Now, many opponents of ID assume that these concessions are just tactical maneuvers, aimed at narrowing the wedge for penetration, so that the whole catechism of Creation Science can follow. And, for sure, some fundamentalists -- the aforementioned “troglodytes” -- must look at it that way. Indeed, according to the Discovery Institute’s own “Wedge Document,” this is the rationale used in seeking donations from genuinely anti-science forces in society. Certainly, the fact that the Institute funds no genuine research, concentrating almost solely on “culture war” battles, would seem to reinforce this point.
Still, it is wrong not to acknowledge genuine change on the other side, even when it is surficial and hypocritical. It is always a mistake not to study your adversaries, especially when they show signs of real adaptability. *

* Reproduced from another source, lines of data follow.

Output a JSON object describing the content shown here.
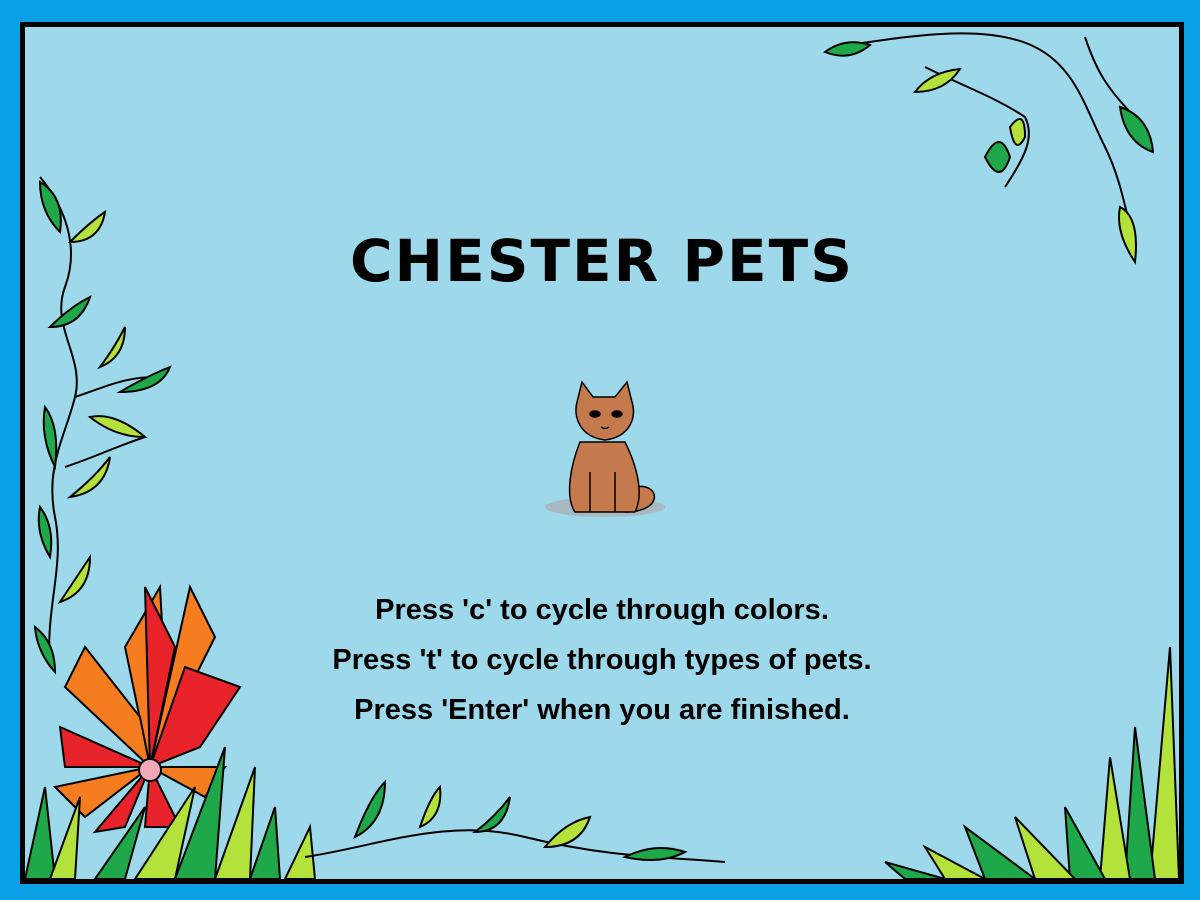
{
  "screen": {
    "title": "CHESTER PETS",
    "instructions": [
      "Press 'c' to cycle through colors.",
      "Press 't' to cycle through types of pets.",
      "Press 'Enter' when you are finished."
    ],
    "current_pet": "cat",
    "current_pet_color": "#c47a4c"
  },
  "colors": {
    "frame": "#0aa0e6",
    "background": "#9dd9ea",
    "border": "#000000",
    "leaf_dark": "#1fa84a",
    "leaf_light": "#b3e23a",
    "flower_red": "#e8232a",
    "flower_orange": "#f57d20",
    "flower_center": "#f4a9bb"
  }
}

By dropping a whole slew of hopeless battles and useless baggage -- shifting their focus and concentrating on a few narrow points -- specifically, the problem of ex nihilio biochemical evolution of a fully complex ancestral cell -- the newly reconfigured ID movement showed some of the resiliency and adaptability that social conservatives have notably displayed in many other areas. (e.g. count how many politicians who once fought against Martin Luther King now display big portraits of him in their offices!)
An adaptability that liberals and scientists appear, sometimes, to sorely lack.
Indeed -- and alas -- many seem unable even to recognize the need.
* (Indeed, are the Enlightenment forces missing an opportunity to strike a powerful public relations coup? Suppose we were to seem forthcoming by explicitly congratulating the ID crowd for this suite of concessions. It might be possible to drive a wedge into their movement, for a change, and/or permanently lock the concessions in place! At minimum, it could force the Discovery Institute to backpedal and choose. Either they withdraw the concesions having to do with the vastness of time, in order to protect their base, or they must sacrifice their most hardcore supporters, in order to seem modern. This is the kind of "have you stopped beating your wife?" dilemma that is used by their side all the time. What poetic justice to turn it around, exposing hypocrisy at its source.)